A California college student says she was told by her professor she could not breastfeed her baby during an online class, prompting an apology from the instructor after she raised concerns to the school.
Marcella Mares, mother to a 10-month-old girl, received an email from her Fresno City College instructor on Sept. 23 about a new class rule requiring students to turn on cameras and microphones during online classes for attendance purposes.
Mares wrote back and said she could leave her camera and microphone on but may turn it off when she needs to breastfeed her daughter.
With the pandemic in the U.S. entering its seventh month, many parents have had to redefine their work-life balance as many workplaces and schools remain virtual. Mares sent the email to her instructor in hopes that it wouldn't impact her grade, but instead received an unexpected response.
"I am glad to hear that you can have your camera and microphone on, but please do not breastfeed your daughter during class time because it is not what you should be doing," the instructor replied. "Just do that after class."
Mares said she was shocked at his response.
"I was upset about it," she said. "I didn't like the feeling of him telling me what I can and can't do with my baby, especially in my own home because school is online right now."
On the same day, Mares said, the instructor announced during class that he received a "weird" email from a student who wanted to do some "inappropriate" things during class.
This made her even more upset because she said she felt "he publicly outed me in front of the class."
She reached out to the school's Title IX coordinator, Lorraine Smith, regarding the incident and a few days later, the instructor emailed Mares an apology.
"I am sorry for the inconvenience in regard to your intention of breastfeeding your baby. From now on, you have the right to breastfeed your baby at any given time during class, which includes doing group worksheet, listening to the lecture, and taking the quiz or exam. You may turn off your camera at any given time as needed," he said in an email to Mares on Sept. 26.
Mares eventually dropped the class for reasons unrelated to the incident, but said she expected the school to take further action regarding the incident.
Fresno City College Public Information Officer Kathy Bonilla confirmed to CNN that the school received a complaint from a student who was told not to breastfeed during her online class.
"Dean Lorraine Smith communicated with her, confirming her rights according to California law and we worked with the instructor to make sure that her rights weren't being violated," Bonilla said. "The instructor also reached out to her to correct his directive."
According to Bonilla, "the instructor was not aware of the law pertaining to breastfeeding and now understands that his directive was not correct."
CNN has reached out to the instructor for comment but has not yet heard back.
"California law requires that schools accommodate students for conditions related to pregnancy and childbirth including lactation," Bonilla explained. "The accommodation includes providing the time away from class to breastfeed without academic penalty."

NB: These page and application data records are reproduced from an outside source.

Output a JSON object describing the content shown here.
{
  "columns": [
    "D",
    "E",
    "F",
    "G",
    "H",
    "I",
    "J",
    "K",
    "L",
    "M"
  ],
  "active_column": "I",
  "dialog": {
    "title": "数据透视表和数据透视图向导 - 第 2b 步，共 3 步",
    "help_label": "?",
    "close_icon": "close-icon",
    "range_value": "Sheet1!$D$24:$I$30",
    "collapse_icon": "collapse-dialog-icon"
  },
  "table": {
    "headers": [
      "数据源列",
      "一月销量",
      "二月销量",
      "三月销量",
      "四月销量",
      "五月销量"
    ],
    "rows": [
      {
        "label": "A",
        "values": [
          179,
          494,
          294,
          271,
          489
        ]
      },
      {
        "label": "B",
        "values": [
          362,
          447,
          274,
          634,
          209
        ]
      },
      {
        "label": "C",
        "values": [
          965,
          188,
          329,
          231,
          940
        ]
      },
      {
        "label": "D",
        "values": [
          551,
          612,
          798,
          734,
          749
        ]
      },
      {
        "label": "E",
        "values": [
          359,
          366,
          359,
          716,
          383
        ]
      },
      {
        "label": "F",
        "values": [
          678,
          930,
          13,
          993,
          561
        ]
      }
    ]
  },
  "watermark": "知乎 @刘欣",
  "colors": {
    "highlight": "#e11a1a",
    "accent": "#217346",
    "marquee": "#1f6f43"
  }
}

Mares told CNN that she has not had any issues with breastfeeding in any of her other classes during her first semester as a mom. Other instructors have been supportive of her, she said.